It’s weird how Monday’s eclipse caught me by surprise.
I knew it was coming, don’t get me wrong. I’m sure I heard about it for the first time pretty early in the year. I think, though, when I saw that it would occur during the school day, and thus there wasn’t anything special I could do with the girls for it, I semi-dismissed it. I also read that you need to be careful when photographing an eclipse so that you don’t melt your camera’s sensor. I wasn’t interested in buying a couple hundred bucks of filters to take pictures safely so there was no need to get excited about that angle of the day.
So Monday I turned the TV on and watched some of the coverage as I did things around the house. It was cloudy here in the morning, but the forecast promised a chance of clearing around eclipse time. Sure enough, about an hour before the moon first got in our path to the sun, the clouds moved off and it was bright, hot, and humid.
The contractor doing our bathroom threw me a pair of eclipse glasses, which I failed to get before they became impossible to find, and suddenly I was pretty excited. I stepped outside a few times and took a peek. There it was, a sun showing progressively less of itself as the moon slid across my view of it. Maximum coverage here was set for 2:25. At about 2:20 a huge cloud drifted in from the west and completely covered the sun. There were a couple brief moments when the sun popped through holes. But by 2:30, a heavy deck of low clouds moved in and that was pretty much it for us. Within 90 minutes it was raining.

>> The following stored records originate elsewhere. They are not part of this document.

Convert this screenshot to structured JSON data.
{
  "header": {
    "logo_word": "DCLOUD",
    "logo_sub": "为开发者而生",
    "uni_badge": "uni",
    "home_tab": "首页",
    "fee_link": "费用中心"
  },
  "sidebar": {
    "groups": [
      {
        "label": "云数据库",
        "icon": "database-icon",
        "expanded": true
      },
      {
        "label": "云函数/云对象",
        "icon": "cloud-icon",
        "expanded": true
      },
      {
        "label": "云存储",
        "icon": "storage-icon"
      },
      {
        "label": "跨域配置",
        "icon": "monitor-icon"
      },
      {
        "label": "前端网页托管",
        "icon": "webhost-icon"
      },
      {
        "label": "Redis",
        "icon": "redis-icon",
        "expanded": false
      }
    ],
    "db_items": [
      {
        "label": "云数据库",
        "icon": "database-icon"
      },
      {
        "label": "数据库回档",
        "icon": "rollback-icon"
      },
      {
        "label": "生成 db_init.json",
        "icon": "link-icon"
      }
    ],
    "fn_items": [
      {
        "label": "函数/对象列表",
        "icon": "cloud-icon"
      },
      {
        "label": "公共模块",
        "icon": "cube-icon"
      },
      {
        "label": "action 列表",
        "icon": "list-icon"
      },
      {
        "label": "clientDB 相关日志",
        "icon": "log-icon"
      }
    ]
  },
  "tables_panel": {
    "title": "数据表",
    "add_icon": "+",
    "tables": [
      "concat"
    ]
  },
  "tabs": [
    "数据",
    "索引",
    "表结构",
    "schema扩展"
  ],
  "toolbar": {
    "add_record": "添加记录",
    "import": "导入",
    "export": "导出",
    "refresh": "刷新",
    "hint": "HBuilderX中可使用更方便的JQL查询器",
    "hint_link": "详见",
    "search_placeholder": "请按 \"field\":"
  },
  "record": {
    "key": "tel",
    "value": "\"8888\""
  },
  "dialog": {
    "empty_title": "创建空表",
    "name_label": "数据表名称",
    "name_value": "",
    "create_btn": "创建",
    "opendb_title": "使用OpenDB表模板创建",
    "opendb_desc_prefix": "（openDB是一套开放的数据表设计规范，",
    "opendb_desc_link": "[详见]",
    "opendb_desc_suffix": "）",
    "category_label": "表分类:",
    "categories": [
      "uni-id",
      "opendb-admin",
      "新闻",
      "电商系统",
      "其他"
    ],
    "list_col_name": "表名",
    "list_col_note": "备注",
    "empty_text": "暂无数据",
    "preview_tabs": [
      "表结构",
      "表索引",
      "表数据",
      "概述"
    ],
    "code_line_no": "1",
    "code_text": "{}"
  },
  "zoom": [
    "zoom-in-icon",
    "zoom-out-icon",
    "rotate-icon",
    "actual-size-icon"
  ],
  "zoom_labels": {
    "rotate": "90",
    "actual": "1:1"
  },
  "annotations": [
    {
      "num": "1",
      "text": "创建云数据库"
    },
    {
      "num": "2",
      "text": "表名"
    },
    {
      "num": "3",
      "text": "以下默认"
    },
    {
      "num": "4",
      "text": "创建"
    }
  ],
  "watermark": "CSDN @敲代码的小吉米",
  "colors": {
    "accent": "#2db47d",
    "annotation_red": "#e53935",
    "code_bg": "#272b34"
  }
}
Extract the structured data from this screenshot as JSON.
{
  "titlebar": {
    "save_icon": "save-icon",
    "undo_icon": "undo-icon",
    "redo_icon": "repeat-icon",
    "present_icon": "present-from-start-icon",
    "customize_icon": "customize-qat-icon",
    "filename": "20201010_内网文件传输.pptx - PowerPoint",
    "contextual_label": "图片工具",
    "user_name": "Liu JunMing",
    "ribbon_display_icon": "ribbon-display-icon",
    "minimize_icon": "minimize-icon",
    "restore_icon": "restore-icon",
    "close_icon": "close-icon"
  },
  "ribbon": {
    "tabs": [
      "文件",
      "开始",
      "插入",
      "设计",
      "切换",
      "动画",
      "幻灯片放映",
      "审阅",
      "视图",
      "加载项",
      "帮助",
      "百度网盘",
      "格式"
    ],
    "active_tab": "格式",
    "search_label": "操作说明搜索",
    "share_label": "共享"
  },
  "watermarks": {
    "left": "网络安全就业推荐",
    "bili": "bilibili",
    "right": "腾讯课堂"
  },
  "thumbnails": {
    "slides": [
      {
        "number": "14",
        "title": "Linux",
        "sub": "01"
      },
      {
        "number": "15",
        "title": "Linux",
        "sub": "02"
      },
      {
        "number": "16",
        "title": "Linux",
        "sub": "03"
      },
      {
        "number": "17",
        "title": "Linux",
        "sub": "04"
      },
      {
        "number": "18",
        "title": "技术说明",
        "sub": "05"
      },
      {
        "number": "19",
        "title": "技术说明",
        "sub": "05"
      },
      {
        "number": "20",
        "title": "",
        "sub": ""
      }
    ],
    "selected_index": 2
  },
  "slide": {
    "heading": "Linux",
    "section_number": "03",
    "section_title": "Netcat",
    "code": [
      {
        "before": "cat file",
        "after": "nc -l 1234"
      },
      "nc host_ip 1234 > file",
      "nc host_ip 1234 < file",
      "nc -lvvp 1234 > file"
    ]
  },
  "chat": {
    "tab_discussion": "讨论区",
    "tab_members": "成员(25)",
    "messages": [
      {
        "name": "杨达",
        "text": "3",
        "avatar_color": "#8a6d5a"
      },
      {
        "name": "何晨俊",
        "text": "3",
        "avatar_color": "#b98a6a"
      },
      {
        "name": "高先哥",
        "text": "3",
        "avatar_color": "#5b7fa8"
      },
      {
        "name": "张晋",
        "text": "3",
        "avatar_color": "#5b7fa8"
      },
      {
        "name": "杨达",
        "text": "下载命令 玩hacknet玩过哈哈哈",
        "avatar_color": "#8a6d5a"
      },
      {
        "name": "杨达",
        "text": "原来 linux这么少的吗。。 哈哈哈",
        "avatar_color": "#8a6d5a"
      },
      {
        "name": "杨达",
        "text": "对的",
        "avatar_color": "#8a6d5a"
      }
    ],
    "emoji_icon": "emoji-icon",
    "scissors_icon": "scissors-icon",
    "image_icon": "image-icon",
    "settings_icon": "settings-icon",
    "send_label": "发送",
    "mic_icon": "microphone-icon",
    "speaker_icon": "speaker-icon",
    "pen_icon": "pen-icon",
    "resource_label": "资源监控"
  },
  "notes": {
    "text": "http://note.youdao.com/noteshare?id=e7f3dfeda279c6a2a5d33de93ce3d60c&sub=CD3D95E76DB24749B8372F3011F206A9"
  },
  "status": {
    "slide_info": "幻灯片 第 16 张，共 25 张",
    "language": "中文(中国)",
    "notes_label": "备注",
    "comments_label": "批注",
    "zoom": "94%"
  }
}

I was hoping to get some pictures of the cool eclipse shadows under trees, but there wasn’t enough light for even that. I attempted to just shoot the clouds opposite the eclipse, to get a sense of that odd, in-between lighting. But that light was just too weird for my camera. Even playing around with the white balance and exposure settings in Lightroom doesn’t salvage them. I probably should have read up more on camera settings for eclipse lighting!
It wasn’t exactly the ideal eclipse experience for us. The girls got to watch on TV at school. The older girls made eclipse viewers, but it was pretty cloudy there as well and they didn’t get great views either. Knock on wood we have better luck in eight years, when a total eclipse will go directly over Indy. No fighting traffic to get to the boonies to watch!
What I thought was cool about the whole thing was this rush of excitement of people who were seeing it. At first, it seems kind of silly to be cheering when the sun disappears, as many large groups that were shown on TV did. But when you consider this was a spontaneous reaction to the moment, that silliness goes away. Saturday evening I popped into a liquor store and overheard an older woman who said she was from New York and driving out to the path of totality. I thought that was cool, too. Why not, you know?
The eclipse didn’t have anything to do with our political situation, with the economy, with our relationship with Russia or North Korea or Mexico or the Middle East, with the sports teams we love or hate, or anything else that causes our blood pressure to rise.
The eclipse just was.
And for a few minutes, we could all chill out and not worry about whatever shit each of us worries about each day.